#### WHAT TO WORK ON:
Look through the records below and collect all lines that hold the string "this".

#### SUPPLIED RECORDS:
***

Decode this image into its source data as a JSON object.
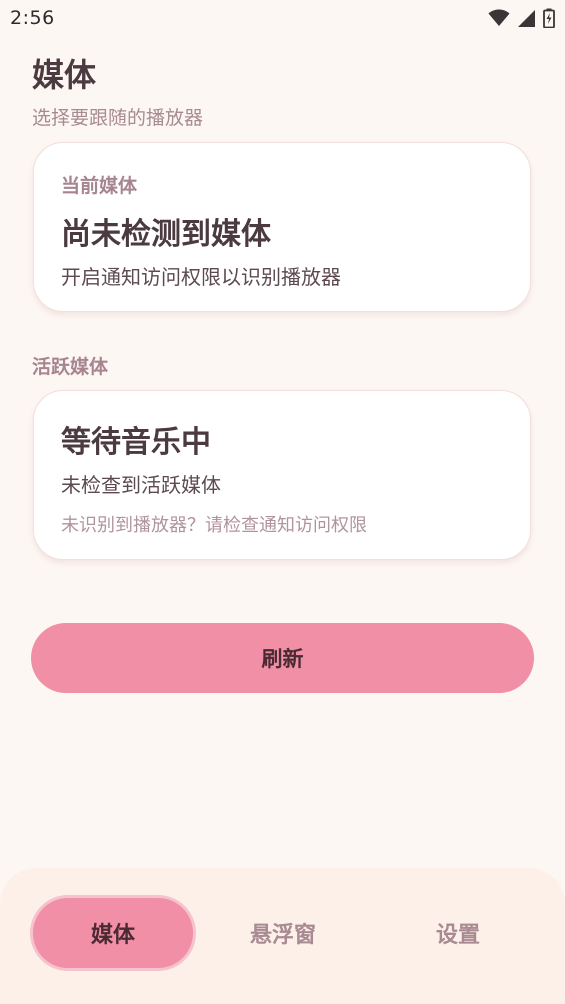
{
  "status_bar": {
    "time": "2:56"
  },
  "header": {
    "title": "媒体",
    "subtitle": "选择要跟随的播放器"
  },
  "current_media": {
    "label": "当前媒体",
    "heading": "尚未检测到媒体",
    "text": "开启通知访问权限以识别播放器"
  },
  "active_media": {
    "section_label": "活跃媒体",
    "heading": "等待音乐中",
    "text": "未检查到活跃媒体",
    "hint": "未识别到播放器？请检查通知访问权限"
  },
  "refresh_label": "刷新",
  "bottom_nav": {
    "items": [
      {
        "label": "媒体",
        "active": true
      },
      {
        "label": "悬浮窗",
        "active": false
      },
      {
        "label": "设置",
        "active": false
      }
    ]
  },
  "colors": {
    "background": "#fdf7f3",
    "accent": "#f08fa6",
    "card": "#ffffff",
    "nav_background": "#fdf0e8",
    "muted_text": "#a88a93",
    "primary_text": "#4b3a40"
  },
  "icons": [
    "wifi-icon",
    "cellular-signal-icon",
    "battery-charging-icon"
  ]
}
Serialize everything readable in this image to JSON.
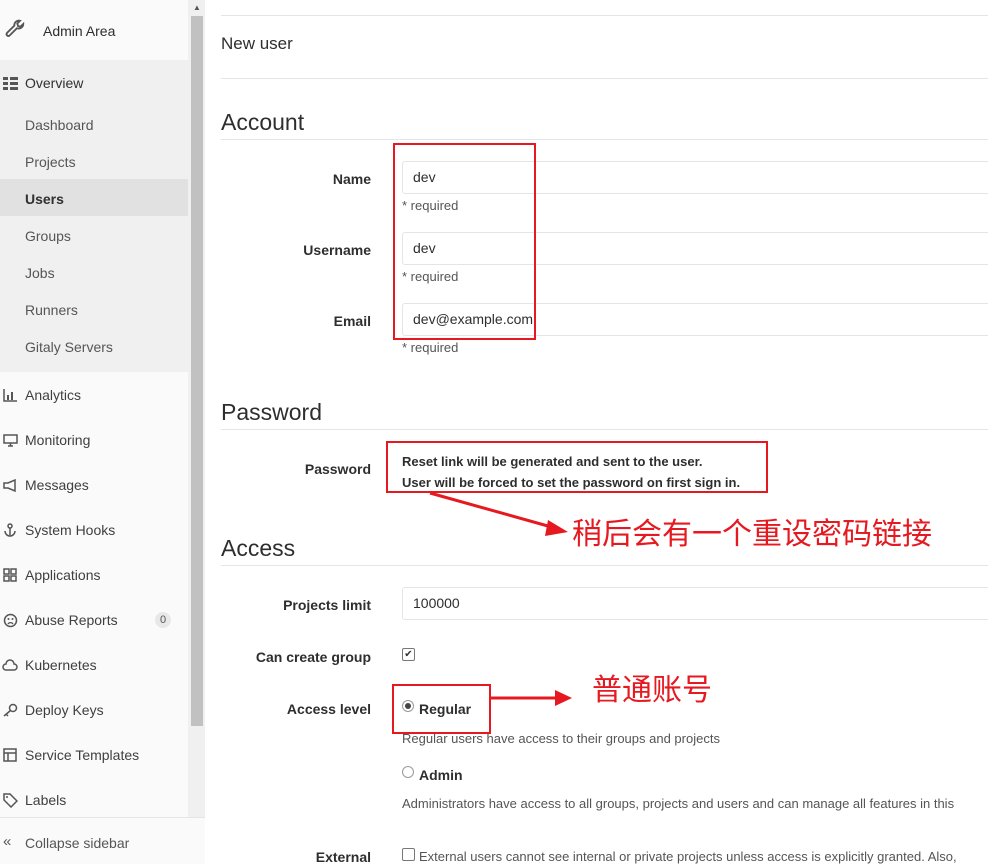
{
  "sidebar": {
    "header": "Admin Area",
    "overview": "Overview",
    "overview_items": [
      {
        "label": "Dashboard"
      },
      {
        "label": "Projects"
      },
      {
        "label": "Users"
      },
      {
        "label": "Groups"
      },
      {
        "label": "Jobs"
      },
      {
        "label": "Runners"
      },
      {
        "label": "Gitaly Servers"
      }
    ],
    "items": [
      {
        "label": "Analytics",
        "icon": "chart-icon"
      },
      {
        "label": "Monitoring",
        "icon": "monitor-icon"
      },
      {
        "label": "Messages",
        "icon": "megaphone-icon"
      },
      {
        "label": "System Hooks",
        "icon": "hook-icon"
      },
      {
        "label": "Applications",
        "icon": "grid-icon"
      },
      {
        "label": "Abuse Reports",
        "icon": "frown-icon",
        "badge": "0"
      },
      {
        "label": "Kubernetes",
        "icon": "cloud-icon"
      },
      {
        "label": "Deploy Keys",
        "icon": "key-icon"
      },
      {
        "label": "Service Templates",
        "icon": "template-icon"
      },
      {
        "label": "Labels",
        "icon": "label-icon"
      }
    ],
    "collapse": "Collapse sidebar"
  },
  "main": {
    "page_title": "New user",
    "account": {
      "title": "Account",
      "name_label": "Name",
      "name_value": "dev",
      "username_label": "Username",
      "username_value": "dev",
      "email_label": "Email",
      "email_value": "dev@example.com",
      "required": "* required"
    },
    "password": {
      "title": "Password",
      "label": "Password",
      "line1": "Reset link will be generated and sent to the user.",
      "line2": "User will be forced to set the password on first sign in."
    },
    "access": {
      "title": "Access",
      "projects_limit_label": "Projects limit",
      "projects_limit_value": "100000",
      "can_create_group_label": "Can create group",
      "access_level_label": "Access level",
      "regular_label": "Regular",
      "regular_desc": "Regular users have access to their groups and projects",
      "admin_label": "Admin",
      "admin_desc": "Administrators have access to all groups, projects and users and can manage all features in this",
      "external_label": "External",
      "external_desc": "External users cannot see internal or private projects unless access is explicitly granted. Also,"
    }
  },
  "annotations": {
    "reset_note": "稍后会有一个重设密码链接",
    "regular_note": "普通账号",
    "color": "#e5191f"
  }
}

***

#### OUTPUT OF THE TASK:
Decode this image into its source data as a JSON object.
Serialize everything readable in this image to JSON.
      "admin_desc": "Administrators have access to all groups, projects and users and can manage all features in this",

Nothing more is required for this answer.